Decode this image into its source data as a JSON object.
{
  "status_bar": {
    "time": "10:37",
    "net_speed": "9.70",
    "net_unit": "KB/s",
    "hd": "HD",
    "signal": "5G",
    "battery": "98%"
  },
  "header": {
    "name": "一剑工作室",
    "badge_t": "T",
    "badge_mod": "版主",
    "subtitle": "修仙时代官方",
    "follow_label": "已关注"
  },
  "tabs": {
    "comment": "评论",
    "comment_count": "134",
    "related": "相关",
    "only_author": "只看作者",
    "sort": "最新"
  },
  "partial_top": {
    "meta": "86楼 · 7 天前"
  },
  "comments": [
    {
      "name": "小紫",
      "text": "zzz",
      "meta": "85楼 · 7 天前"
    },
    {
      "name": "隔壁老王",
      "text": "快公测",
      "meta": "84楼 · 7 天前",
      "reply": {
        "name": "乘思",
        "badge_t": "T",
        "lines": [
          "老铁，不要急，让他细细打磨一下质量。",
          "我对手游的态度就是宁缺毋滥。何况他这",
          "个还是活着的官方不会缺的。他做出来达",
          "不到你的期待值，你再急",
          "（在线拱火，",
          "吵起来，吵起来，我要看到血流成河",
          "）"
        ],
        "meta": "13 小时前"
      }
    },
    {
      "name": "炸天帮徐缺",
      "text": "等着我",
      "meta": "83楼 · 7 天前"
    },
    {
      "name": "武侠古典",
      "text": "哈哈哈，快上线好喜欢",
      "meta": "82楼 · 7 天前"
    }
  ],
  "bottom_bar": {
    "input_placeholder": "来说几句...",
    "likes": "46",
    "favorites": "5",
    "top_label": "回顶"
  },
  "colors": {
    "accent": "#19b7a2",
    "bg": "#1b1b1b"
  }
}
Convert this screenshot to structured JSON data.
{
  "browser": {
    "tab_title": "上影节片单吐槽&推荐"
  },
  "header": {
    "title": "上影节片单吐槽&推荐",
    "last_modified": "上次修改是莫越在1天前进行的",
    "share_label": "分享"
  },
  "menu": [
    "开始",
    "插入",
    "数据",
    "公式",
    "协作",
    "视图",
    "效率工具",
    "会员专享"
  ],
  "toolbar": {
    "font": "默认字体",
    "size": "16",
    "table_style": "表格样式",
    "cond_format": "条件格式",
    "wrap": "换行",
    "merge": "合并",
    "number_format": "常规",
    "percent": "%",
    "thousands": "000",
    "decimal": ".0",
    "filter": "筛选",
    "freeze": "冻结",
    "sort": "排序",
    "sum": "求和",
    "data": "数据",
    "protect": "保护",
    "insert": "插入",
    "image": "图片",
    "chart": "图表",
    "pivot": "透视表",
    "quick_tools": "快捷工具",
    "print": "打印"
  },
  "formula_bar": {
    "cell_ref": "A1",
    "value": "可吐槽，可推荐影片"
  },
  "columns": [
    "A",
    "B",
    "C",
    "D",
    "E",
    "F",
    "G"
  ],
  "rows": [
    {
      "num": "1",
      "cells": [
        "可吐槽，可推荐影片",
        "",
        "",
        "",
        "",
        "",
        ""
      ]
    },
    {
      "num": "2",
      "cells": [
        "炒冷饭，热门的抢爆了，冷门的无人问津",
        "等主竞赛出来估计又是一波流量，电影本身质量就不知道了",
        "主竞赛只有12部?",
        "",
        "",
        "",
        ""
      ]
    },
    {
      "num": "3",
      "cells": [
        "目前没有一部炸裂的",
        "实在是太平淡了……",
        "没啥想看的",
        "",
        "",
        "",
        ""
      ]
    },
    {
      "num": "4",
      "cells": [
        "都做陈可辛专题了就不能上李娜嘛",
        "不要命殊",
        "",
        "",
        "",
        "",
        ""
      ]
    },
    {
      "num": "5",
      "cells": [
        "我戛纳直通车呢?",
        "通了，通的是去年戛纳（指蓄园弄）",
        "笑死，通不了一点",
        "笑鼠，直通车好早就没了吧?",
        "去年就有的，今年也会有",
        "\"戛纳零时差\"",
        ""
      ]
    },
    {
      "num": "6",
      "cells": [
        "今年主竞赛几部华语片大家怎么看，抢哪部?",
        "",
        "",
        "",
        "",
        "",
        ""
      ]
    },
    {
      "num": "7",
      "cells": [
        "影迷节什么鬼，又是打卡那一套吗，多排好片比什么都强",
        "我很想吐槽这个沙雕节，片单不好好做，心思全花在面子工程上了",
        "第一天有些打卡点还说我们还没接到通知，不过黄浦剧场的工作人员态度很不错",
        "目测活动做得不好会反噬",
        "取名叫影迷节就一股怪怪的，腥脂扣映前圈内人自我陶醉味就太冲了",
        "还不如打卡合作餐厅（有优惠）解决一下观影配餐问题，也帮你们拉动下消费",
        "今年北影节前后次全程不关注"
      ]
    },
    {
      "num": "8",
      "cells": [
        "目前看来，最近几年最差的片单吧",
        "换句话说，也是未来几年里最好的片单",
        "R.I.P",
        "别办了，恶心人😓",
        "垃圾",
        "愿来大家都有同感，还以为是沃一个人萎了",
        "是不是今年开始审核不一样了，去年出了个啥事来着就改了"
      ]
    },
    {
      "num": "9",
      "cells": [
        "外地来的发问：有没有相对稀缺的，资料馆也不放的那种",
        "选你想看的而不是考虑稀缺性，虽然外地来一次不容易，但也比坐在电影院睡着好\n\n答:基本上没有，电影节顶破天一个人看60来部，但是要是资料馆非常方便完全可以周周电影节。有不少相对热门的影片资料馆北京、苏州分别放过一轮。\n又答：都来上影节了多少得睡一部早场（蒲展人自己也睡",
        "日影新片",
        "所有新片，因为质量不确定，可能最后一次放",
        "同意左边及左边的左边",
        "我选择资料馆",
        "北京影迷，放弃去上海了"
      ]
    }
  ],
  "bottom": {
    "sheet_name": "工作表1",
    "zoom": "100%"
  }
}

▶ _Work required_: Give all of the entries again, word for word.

▶ _Solution to this exercise_:
Decode this image into its source data as a JSON object.
{
  "status_bar": {
    "time": "10:37",
    "net_speed": "9.70",
    "net_unit": "KB/s",
    "hd": "HD",
    "signal": "5G",
    "battery": "98%"
  },
  "header": {
    "name": "一剑工作室",
    "badge_t": "T",
    "badge_mod": "版主",
    "subtitle": "修仙时代官方",
    "follow_label": "已关注"
  },
  "tabs": {
    "comment": "评论",
    "comment_count": "134",
    "related": "相关",
    "only_author": "只看作者",
    "sort": "最新"
  },
  "partial_top": {
    "meta": "86楼 · 7 天前"
  },
  "comments": [
    {
      "name": "小紫",
      "text": "zzz",
      "meta": "85楼 · 7 天前"
    },
    {
      "name": "隔壁老王",
      "text": "快公测",
      "meta": "84楼 · 7 天前",
      "reply": {
        "name": "乘思",
        "badge_t": "T",
        "lines": [
          "老铁，不要急，让他细细打磨一下质量。",
          "我对手游的态度就是宁缺毋滥。何况他这",
          "个还是活着的官方不会缺的。他做出来达",
          "不到你的期待值，你再急",
          "（在线拱火，",
          "吵起来，吵起来，我要看到血流成河",
          "）"
        ],
        "meta": "13 小时前"
      }
    },
    {
      "name": "炸天帮徐缺",
      "text": "等着我",
      "meta": "83楼 · 7 天前"
    },
    {
      "name": "武侠古典",
      "text": "哈哈哈，快上线好喜欢",
      "meta": "82楼 · 7 天前"
    }
  ],
  "bottom_bar": {
    "input_placeholder": "来说几句...",
    "likes": "46",
    "favorites": "5",
    "top_label": "回顶"
  },
  "colors": {
    "accent": "#19b7a2",
    "bg": "#1b1b1b"
  }
}
Convert this screenshot to structured JSON data.
{
  "browser": {
    "tab_title": "上影节片单吐槽&推荐"
  },
  "header": {
    "title": "上影节片单吐槽&推荐",
    "last_modified": "上次修改是莫越在1天前进行的",
    "share_label": "分享"
  },
  "menu": [
    "开始",
    "插入",
    "数据",
    "公式",
    "协作",
    "视图",
    "效率工具",
    "会员专享"
  ],
  "toolbar": {
    "font": "默认字体",
    "size": "16",
    "table_style": "表格样式",
    "cond_format": "条件格式",
    "wrap": "换行",
    "merge": "合并",
    "number_format": "常规",
    "percent": "%",
    "thousands": "000",
    "decimal": ".0",
    "filter": "筛选",
    "freeze": "冻结",
    "sort": "排序",
    "sum": "求和",
    "data": "数据",
    "protect": "保护",
    "insert": "插入",
    "image": "图片",
    "chart": "图表",
    "pivot": "透视表",
    "quick_tools": "快捷工具",
    "print": "打印"
  },
  "formula_bar": {
    "cell_ref": "A1",
    "value": "可吐槽，可推荐影片"
  },
  "columns": [
    "A",
    "B",
    "C",
    "D",
    "E",
    "F",
    "G"
  ],
  "rows": [
    {
      "num": "1",
      "cells": [
        "可吐槽，可推荐影片",
        "",
        "",
        "",
        "",
        "",
        ""
      ]
    },
    {
      "num": "2",
      "cells": [
        "炒冷饭，热门的抢爆了，冷门的无人问津",
        "等主竞赛出来估计又是一波流量，电影本身质量就不知道了",
        "主竞赛只有12部?",
        "",
        "",
        "",
        ""
      ]
    },
    {
      "num": "3",
      "cells": [
        "目前没有一部炸裂的",
        "实在是太平淡了……",
        "没啥想看的",
        "",
        "",
        "",
        ""
      ]
    },
    {
      "num": "4",
      "cells": [
        "都做陈可辛专题了就不能上李娜嘛",
        "不要命殊",
        "",
        "",
        "",
        "",
        ""
      ]
    },
    {
      "num": "5",
      "cells": [
        "我戛纳直通车呢?",
        "通了，通的是去年戛纳（指蓄园弄）",
        "笑死，通不了一点",
        "笑鼠，直通车好早就没了吧?",
        "去年就有的，今年也会有",
        "\"戛纳零时差\"",
        ""
      ]
    },
    {
      "num": "6",
      "cells": [
        "今年主竞赛几部华语片大家怎么看，抢哪部?",
        "",
        "",
        "",
        "",
        "",
        ""
      ]
    },
    {
      "num": "7",
      "cells": [
        "影迷节什么鬼，又是打卡那一套吗，多排好片比什么都强",
        "我很想吐槽这个沙雕节，片单不好好做，心思全花在面子工程上了",
        "第一天有些打卡点还说我们还没接到通知，不过黄浦剧场的工作人员态度很不错",
        "目测活动做得不好会反噬",
        "取名叫影迷节就一股怪怪的，腥脂扣映前圈内人自我陶醉味就太冲了",
        "还不如打卡合作餐厅（有优惠）解决一下观影配餐问题，也帮你们拉动下消费",
        "今年北影节前后次全程不关注"
      ]
    },
    {
      "num": "8",
      "cells": [
        "目前看来，最近几年最差的片单吧",
        "换句话说，也是未来几年里最好的片单",
        "R.I.P",
        "别办了，恶心人😓",
        "垃圾",
        "愿来大家都有同感，还以为是沃一个人萎了",
        "是不是今年开始审核不一样了，去年出了个啥事来着就改了"
      ]
    },
    {
      "num": "9",
      "cells": [
        "外地来的发问：有没有相对稀缺的，资料馆也不放的那种",
        "选你想看的而不是考虑稀缺性，虽然外地来一次不容易，但也比坐在电影院睡着好\n\n答:基本上没有，电影节顶破天一个人看60来部，但是要是资料馆非常方便完全可以周周电影节。有不少相对热门的影片资料馆北京、苏州分别放过一轮。\n又答：都来上影节了多少得睡一部早场（蒲展人自己也睡",
        "日影新片",
        "所有新片，因为质量不确定，可能最后一次放",
        "同意左边及左边的左边",
        "我选择资料馆",
        "北京影迷，放弃去上海了"
      ]
    }
  ],
  "bottom": {
    "sheet_name": "工作表1",
    "zoom": "100%"
  }
}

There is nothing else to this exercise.